Hallman tested relevant terms that are in use now. However, he did not consider terms that are considered derogatory to either meat produced by growing cells — including "lab-grown" or "fake" — or meat produced by conventional agriculture — like "clean" or "slaughter-free." He mocked up product labels using the different terminology, as well as terminology used for seafood origin that is on labels today, and showed them to 3,186 consumers who represented different ages, gender, income and education levels and races.
In the research, which took place in February and March, consumers considered a randomly selected label by looking at it several times and sharing their understanding and feeling of the term on it. If they were shown a label that used one of the terms to describe meat produced without an animal, the term was actually defined for them at the end of the research.

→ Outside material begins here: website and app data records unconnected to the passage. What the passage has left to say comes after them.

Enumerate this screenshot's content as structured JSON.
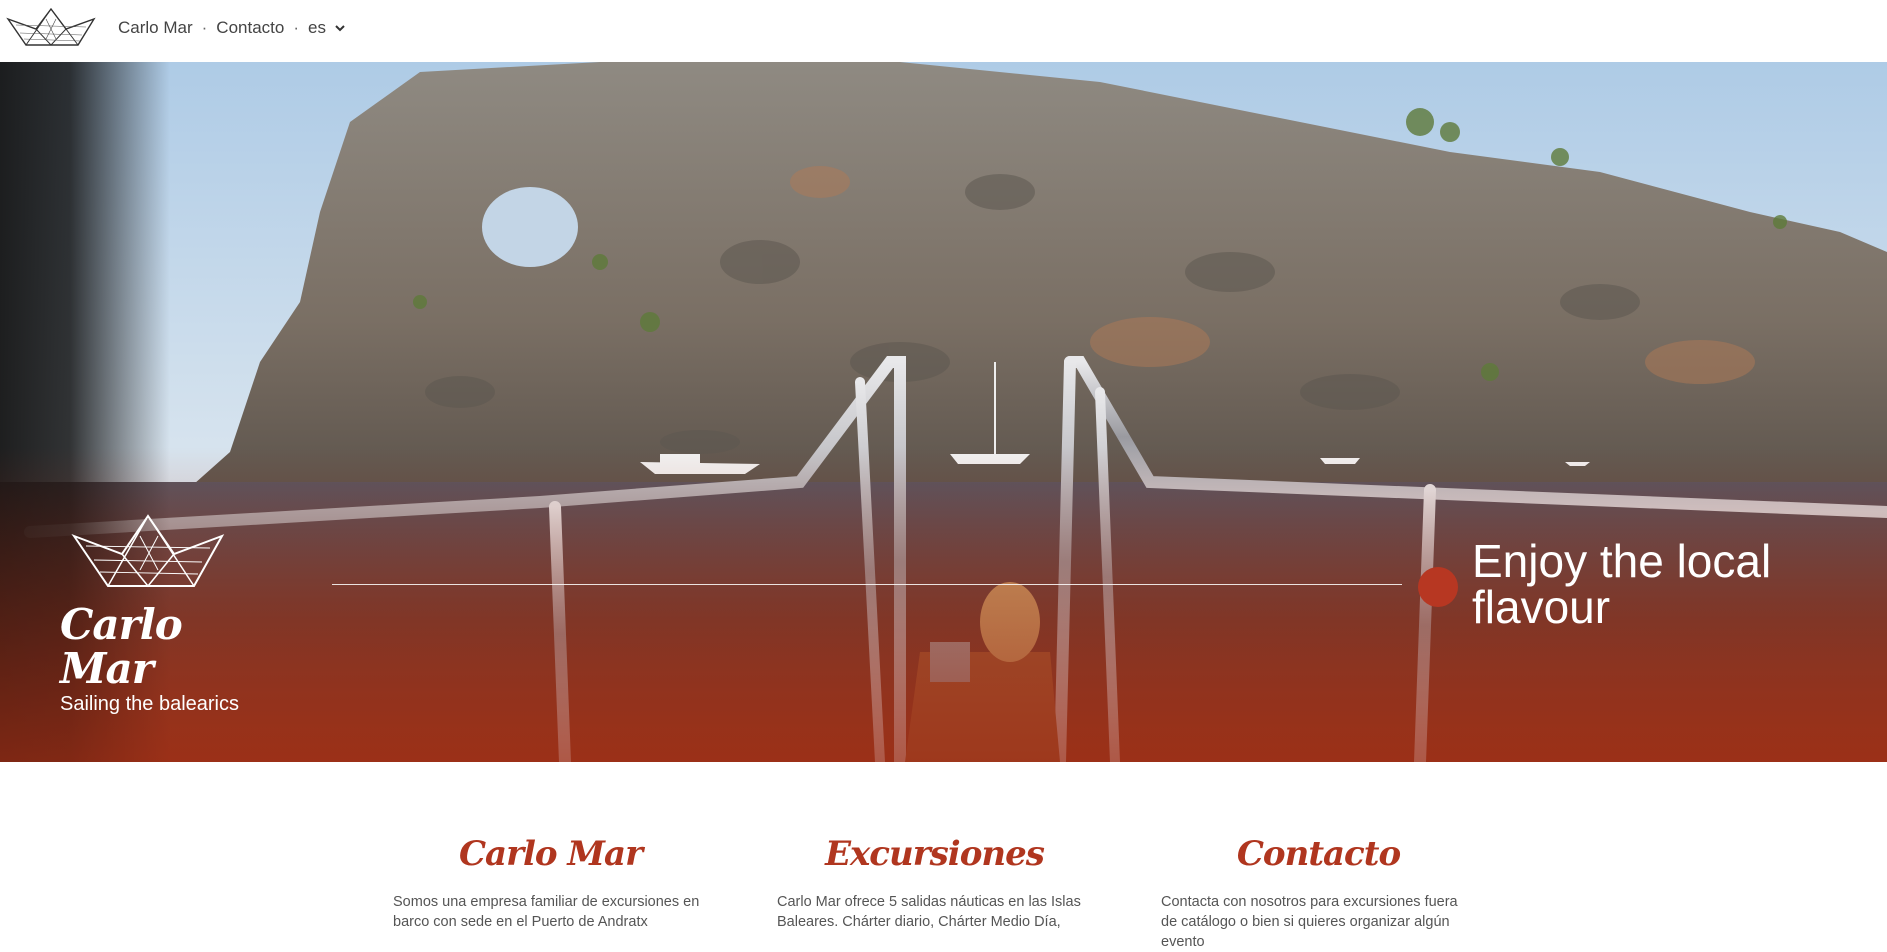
{
  "header": {
    "nav": {
      "home_label": "Carlo Mar",
      "separator": "·",
      "contact_label": "Contacto",
      "lang_label": "es"
    }
  },
  "hero": {
    "brand_name": "Carlo Mar",
    "brand_tagline": "Sailing the balearics",
    "slogan": "Enjoy the local flavour"
  },
  "columns": [
    {
      "title": "Carlo Mar",
      "text": "Somos una empresa familiar de excursiones en barco con sede en el Puerto de Andratx"
    },
    {
      "title": "Excursiones",
      "text": "Carlo Mar ofrece 5 salidas náuticas en las Islas Baleares. Chárter diario, Chárter Medio Día,"
    },
    {
      "title": "Contacto",
      "text": "Contacta con nosotros para excursiones fuera de catálogo o bien si quieres organizar algún evento"
    }
  ],
  "colors": {
    "accent": "#b0361f",
    "dot": "#b73722"
  }
}
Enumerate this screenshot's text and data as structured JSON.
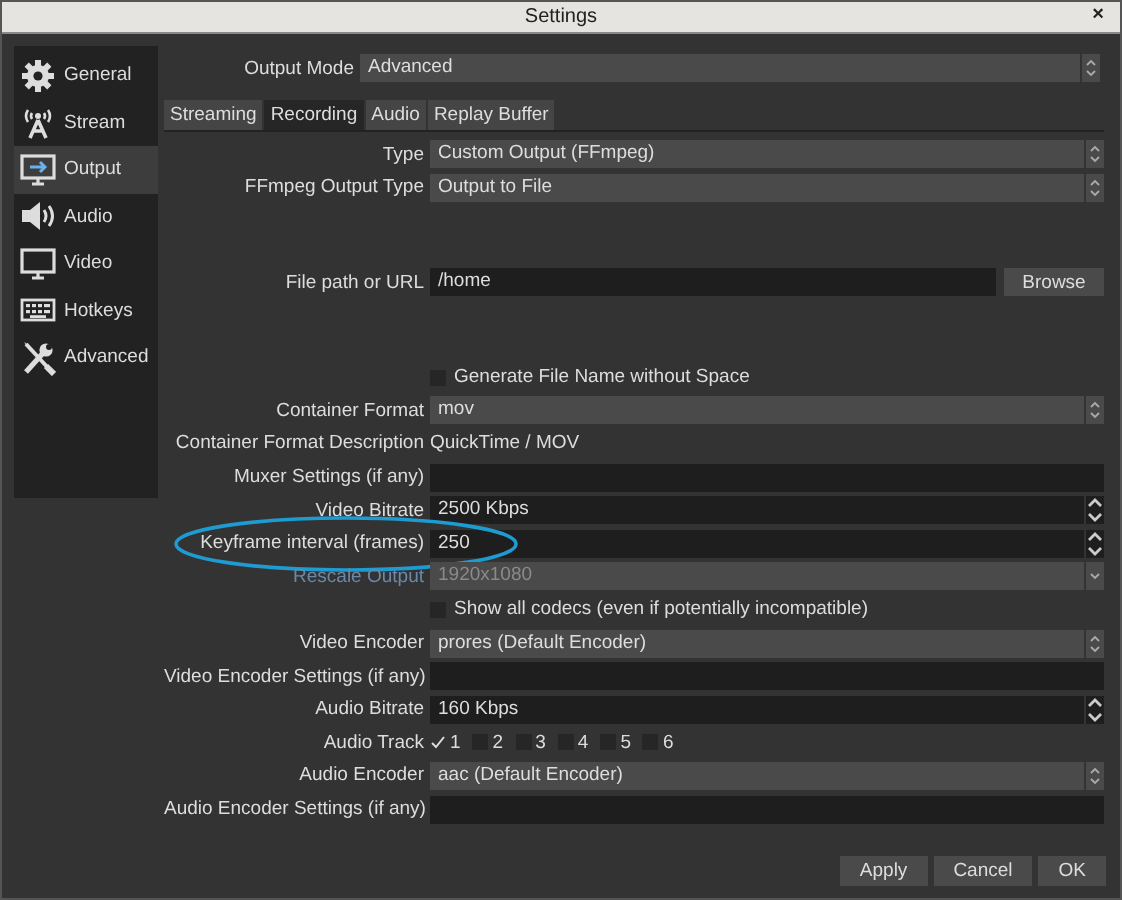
{
  "window": {
    "title": "Settings",
    "close": "×"
  },
  "sidebar": {
    "items": [
      {
        "label": "General",
        "selected": false
      },
      {
        "label": "Stream",
        "selected": false
      },
      {
        "label": "Output",
        "selected": true
      },
      {
        "label": "Audio",
        "selected": false
      },
      {
        "label": "Video",
        "selected": false
      },
      {
        "label": "Hotkeys",
        "selected": false
      },
      {
        "label": "Advanced",
        "selected": false
      }
    ]
  },
  "output_mode": {
    "label": "Output Mode",
    "value": "Advanced"
  },
  "tabs": [
    {
      "label": "Streaming",
      "selected": false
    },
    {
      "label": "Recording",
      "selected": true
    },
    {
      "label": "Audio",
      "selected": false
    },
    {
      "label": "Replay Buffer",
      "selected": false
    }
  ],
  "fields": [
    {
      "kind": "combo",
      "label": "Type",
      "value": "Custom Output (FFmpeg)",
      "disabled": false,
      "highlighted": false
    },
    {
      "kind": "combo",
      "label": "FFmpeg Output Type",
      "value": "Output to File",
      "disabled": false,
      "highlighted": false
    },
    {
      "kind": "path",
      "label": "File path or URL",
      "value": "/home",
      "button": "Browse",
      "disabled": false,
      "highlighted": false
    },
    {
      "kind": "checkbox",
      "label": "Generate File Name without Space",
      "checked": false,
      "disabled": false,
      "highlighted": false
    },
    {
      "kind": "combo",
      "label": "Container Format",
      "value": "mov",
      "disabled": false,
      "highlighted": false
    },
    {
      "kind": "info",
      "label": "Container Format Description",
      "value": "QuickTime / MOV",
      "disabled": false,
      "highlighted": false
    },
    {
      "kind": "text",
      "label": "Muxer Settings (if any)",
      "disabled": false,
      "highlighted": false
    },
    {
      "kind": "spin",
      "label": "Video Bitrate",
      "value": "2500 Kbps",
      "disabled": false,
      "highlighted": false
    },
    {
      "kind": "spin",
      "label": "Keyframe interval (frames)",
      "value": "250",
      "disabled": false,
      "highlighted": true
    },
    {
      "kind": "dropdown",
      "label": "Rescale Output",
      "value": "1920x1080",
      "disabled": true,
      "highlighted": false
    },
    {
      "kind": "checkbox",
      "label": "Show all codecs (even if potentially incompatible)",
      "checked": false,
      "disabled": false,
      "highlighted": false
    },
    {
      "kind": "combo",
      "label": "Video Encoder",
      "value": "prores (Default Encoder)",
      "disabled": false,
      "highlighted": false
    },
    {
      "kind": "text",
      "label": "Video Encoder Settings (if any)",
      "disabled": false,
      "highlighted": false
    },
    {
      "kind": "spin",
      "label": "Audio Bitrate",
      "value": "160 Kbps",
      "disabled": false,
      "highlighted": false
    },
    {
      "kind": "tracks",
      "label": "Audio Track",
      "disabled": false,
      "highlighted": false,
      "tracks": [
        {
          "label": "1",
          "checked": true
        },
        {
          "label": "2",
          "checked": false
        },
        {
          "label": "3",
          "checked": false
        },
        {
          "label": "4",
          "checked": false
        },
        {
          "label": "5",
          "checked": false
        },
        {
          "label": "6",
          "checked": false
        }
      ]
    },
    {
      "kind": "combo",
      "label": "Audio Encoder",
      "value": "aac (Default Encoder)",
      "disabled": false,
      "highlighted": false
    },
    {
      "kind": "text",
      "label": "Audio Encoder Settings (if any)",
      "disabled": false,
      "highlighted": false
    }
  ],
  "buttons": [
    "Apply",
    "Cancel",
    "OK"
  ]
}
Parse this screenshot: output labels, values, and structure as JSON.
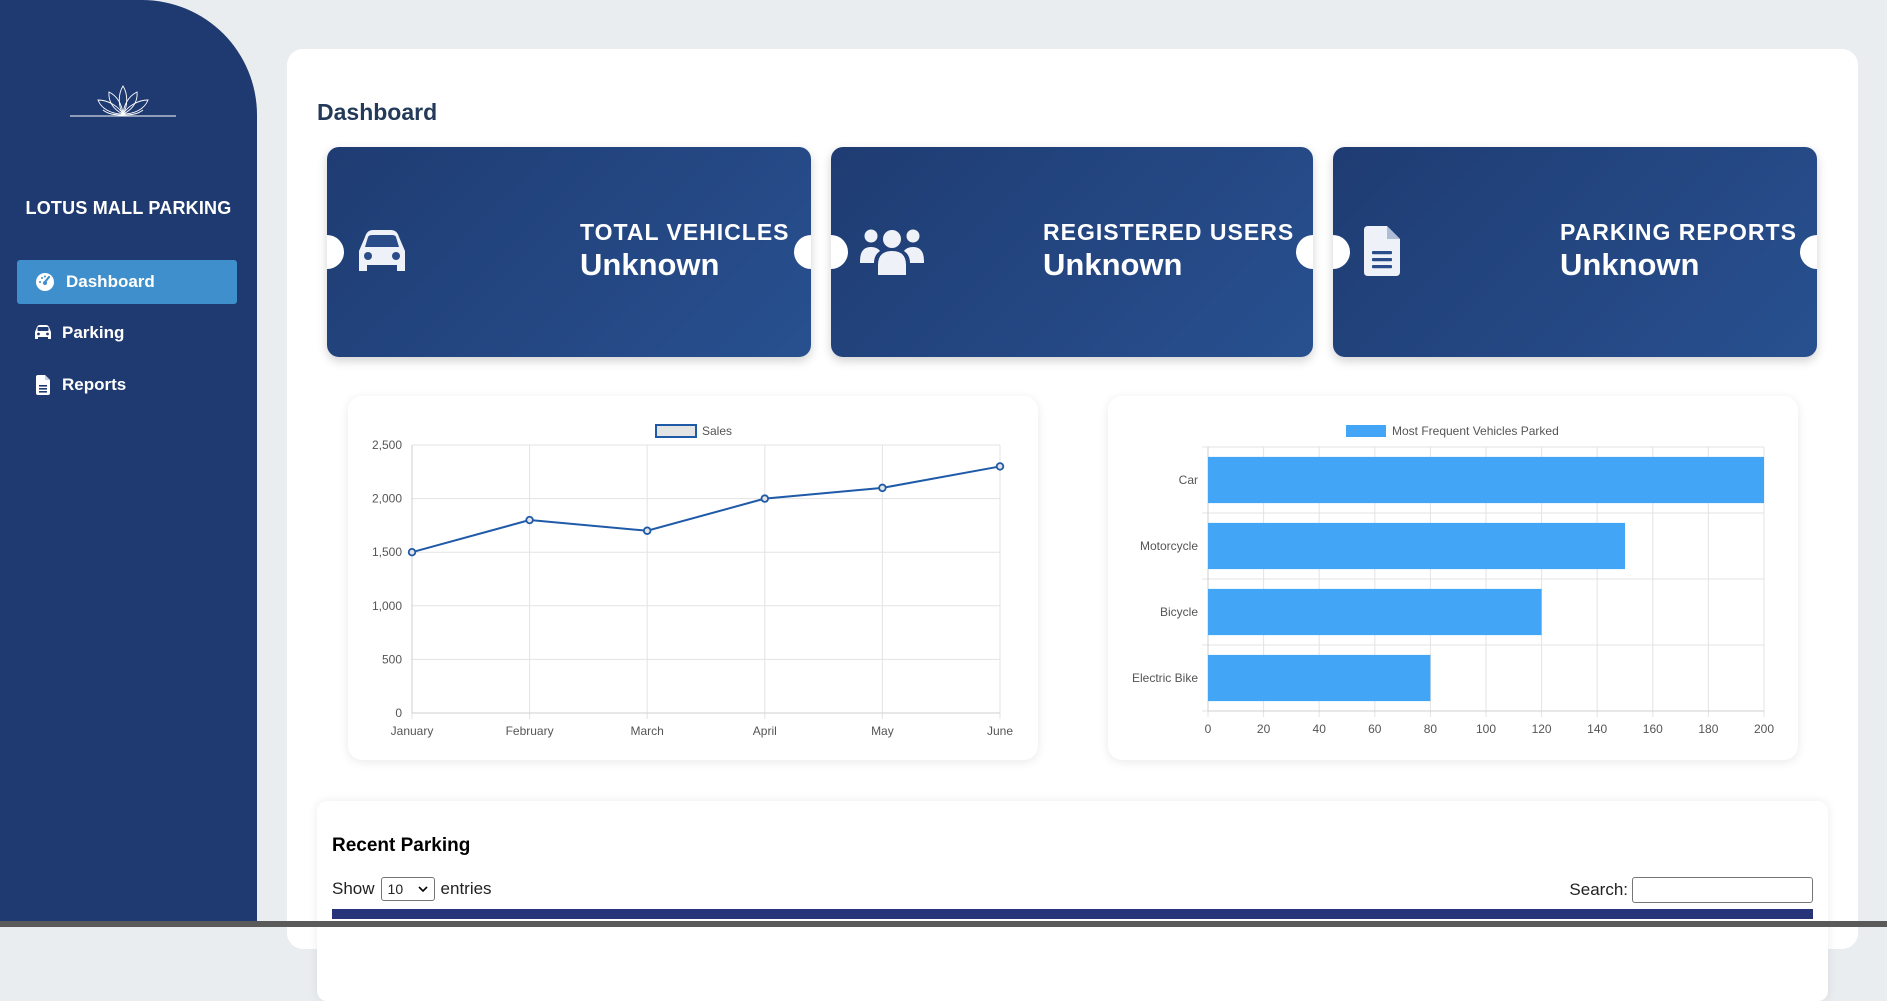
{
  "sidebar": {
    "brand": "LOTUS MALL PARKING",
    "items": [
      {
        "label": "Dashboard",
        "icon": "gauge-icon",
        "active": true
      },
      {
        "label": "Parking",
        "icon": "car-icon",
        "active": false
      },
      {
        "label": "Reports",
        "icon": "file-icon",
        "active": false
      }
    ]
  },
  "main": {
    "title": "Dashboard",
    "cards": [
      {
        "label": "TOTAL VEHICLES",
        "value": "Unknown",
        "icon": "car-icon"
      },
      {
        "label": "REGISTERED USERS",
        "value": "Unknown",
        "icon": "users-icon"
      },
      {
        "label": "PARKING REPORTS",
        "value": "Unknown",
        "icon": "file-icon"
      }
    ]
  },
  "chart_data": [
    {
      "type": "line",
      "legend": "Sales",
      "categories": [
        "January",
        "February",
        "March",
        "April",
        "May",
        "June"
      ],
      "values": [
        1500,
        1800,
        1700,
        2000,
        2100,
        2300
      ],
      "ylim": [
        0,
        2500
      ],
      "yticks": [
        "0",
        "500",
        "1,000",
        "1,500",
        "2,000",
        "2,500"
      ],
      "color": "#1f5aa8",
      "grid": true,
      "legend_position": "top"
    },
    {
      "type": "bar",
      "orientation": "horizontal",
      "legend": "Most Frequent Vehicles Parked",
      "categories": [
        "Car",
        "Motorcycle",
        "Bicycle",
        "Electric Bike"
      ],
      "values": [
        200,
        150,
        120,
        80
      ],
      "xlim": [
        0,
        200
      ],
      "xticks": [
        "0",
        "20",
        "40",
        "60",
        "80",
        "100",
        "120",
        "140",
        "160",
        "180",
        "200"
      ],
      "color": "#42a5f5",
      "grid": true,
      "legend_position": "top"
    }
  ],
  "recent": {
    "title": "Recent Parking",
    "show_label": "Show",
    "entries_value": "10",
    "entries_label": "entries",
    "search_label": "Search:"
  },
  "colors": {
    "sidebar": "#1f3a70",
    "active": "#3e8fcb",
    "card": "#24457f",
    "table_header": "#27347a"
  }
}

The research found common names using the word cell — including cell-based and cultivated from the cells of — did the best in communicating to consumers that the product was created in a different way than today's farm-raised or wild-caught seafood. More than half of consumers identified these products as produced in a different way. However, many thought that terms similar to those used in conventional farming — "cultivated" and "produced by cellular aquaculture" — actually meant the seafood was farm-raised.
For many of the terms, consumers had a slightly positive reaction and said the seafood would be moderately nutritious. The study found consumers would be equally interested in tasting seafood labeled as wild-caught, farm-raised, cell-based and produced by cellular aquaculture. Consumers also were equally likely to purchase seafood labeled as wild-caught, farm-raised, cell-based, cultivated, cultured and produced by cellular aquaculture.
Because of the lack of confusion and slightly more favorable scores, Hallman said cell-based is the best term for this kind of seafood, though cell-cultured is another option. He plans to do a wider study to determine preference between those two terms.
Cell-based and cell-cultured have become the most common ways to refer to any sort of animal meat made this way, so it is not surprising that the results came out this way. However, Hallman cautioned these particular results only pertain to seafood.
"One would think that it would generalize to meat and poultry and egg products," he said. "But fundamentally, we need to test that. We need to test those these particular names attached to those particular products."
Hallman is not alone in terminology research for these new products. The Good Food Institute has been following the issue for the last several years. The group published study results last year indicating "cultivated meat" was the best way to describe the products. "Cell-based," though seen as accurate, did not poll well with consumers — but it is a term that many companies have continued to use to describe their work.
Though cell-based meat is likely to be served outside of the United States first — Just has told Food Dive it is ready to market cell-based chicken nuggets as soon as it gets regulatory approval, and Israel-based Future Meat Technologies plans to have cell-based meat on the market in its home country next year — regulations and consumers here are unique. However, once there is actual market data to see, sales and consumer response elsewhere may inform companies and regulators just as much as this research about what these products should be called.